Other Americans may have been specifically targeted. U.S. consular employee Lesley A. Enriquez and her husband, Arthur H. Redelfs, were shot and killed in their car on a Juarez street in March, after leaving a children’s birthday party. Suspects later told investigators that a drug gang known as Azteca ordered the killings, claiming Enriquez helped rival gang members get visas. Investigators deny that Enriquez was involved with drug smugglers, however.
More than 54 percent of the 384 Americans slain in Mexico from October 2002 to June 2010 died in border areas, and most of the border killings were in just three cities: Tijuana, with 90 dead; Juarez, with 53, and Nuevo Laredo, with 29. Mexico City, meanwhile, had just seven deaths of U.S. citizens in that time frame.

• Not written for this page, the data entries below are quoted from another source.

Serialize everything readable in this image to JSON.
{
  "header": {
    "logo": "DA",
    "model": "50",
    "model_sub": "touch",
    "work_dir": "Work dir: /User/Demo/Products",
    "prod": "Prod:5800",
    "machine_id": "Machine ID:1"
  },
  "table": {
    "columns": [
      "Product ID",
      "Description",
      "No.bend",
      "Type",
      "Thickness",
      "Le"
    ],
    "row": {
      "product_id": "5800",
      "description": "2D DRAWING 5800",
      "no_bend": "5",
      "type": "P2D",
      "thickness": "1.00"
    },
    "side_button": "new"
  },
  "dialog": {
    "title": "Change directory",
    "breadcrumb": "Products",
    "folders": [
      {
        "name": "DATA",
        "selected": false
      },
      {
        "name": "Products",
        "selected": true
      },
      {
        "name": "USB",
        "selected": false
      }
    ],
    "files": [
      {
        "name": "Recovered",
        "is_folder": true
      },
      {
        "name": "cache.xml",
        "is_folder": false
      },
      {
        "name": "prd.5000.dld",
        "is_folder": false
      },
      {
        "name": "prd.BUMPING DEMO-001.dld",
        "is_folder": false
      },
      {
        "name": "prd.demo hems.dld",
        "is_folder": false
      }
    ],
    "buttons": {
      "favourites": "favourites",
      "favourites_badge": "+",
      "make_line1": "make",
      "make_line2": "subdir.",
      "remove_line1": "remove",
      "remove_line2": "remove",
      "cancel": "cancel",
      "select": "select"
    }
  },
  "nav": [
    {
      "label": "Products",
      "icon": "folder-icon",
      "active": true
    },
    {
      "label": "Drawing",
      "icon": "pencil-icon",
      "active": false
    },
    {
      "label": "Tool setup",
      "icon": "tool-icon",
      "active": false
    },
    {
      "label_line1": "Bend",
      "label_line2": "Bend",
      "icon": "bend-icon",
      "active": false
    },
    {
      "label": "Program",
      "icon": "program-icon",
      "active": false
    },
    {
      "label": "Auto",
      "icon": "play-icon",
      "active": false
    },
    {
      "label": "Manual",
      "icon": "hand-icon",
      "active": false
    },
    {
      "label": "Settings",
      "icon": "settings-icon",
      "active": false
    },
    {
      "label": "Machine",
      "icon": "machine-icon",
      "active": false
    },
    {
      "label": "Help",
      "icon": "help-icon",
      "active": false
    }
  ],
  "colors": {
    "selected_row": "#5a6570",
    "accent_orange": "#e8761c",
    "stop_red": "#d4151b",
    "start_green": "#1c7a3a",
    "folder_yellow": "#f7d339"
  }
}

“If you go to Mexico City or Merida (the capital of Yucatan state), the homicide rate is either about the same or far less than what you would find in major cities in United States,” U.S. Ambassador to Mexico Carlos Pascual told The Associated Press. “But then you have Ciudad Juarez with 191 (homicides) per 100,000, the most violent place in the Western Hemisphere.
“The border has become complicated, and it becomes difficult for people going back and forth.”
Juarez is a city held hostage by a nearly three-year battle for control of drug smuggling routes between the cartel bearing the city’s name and the Sinaloa cartel. More than 6,500 people have been killed there since the start of 2008. Across the country, more than 28,000 people have been killed in drug violence since President Felipe Calderon launched his national assault on organized crime in late 2006.
Even as the U.S. government warns citizens not to travel to Juarez, there are on average around 85,000 people coming and going every day, according to U.S. Customs and Border Protection. Roger Maier, the agency’s spokesman in El Paso, noted that many people in the area have strong ties on both sides of the border.
“We are two nations, two cities, but very much one community,” he said.
Long reported from Mexico City. Associated Press writer Katherine Corcoran in Mexico City contributed to this report.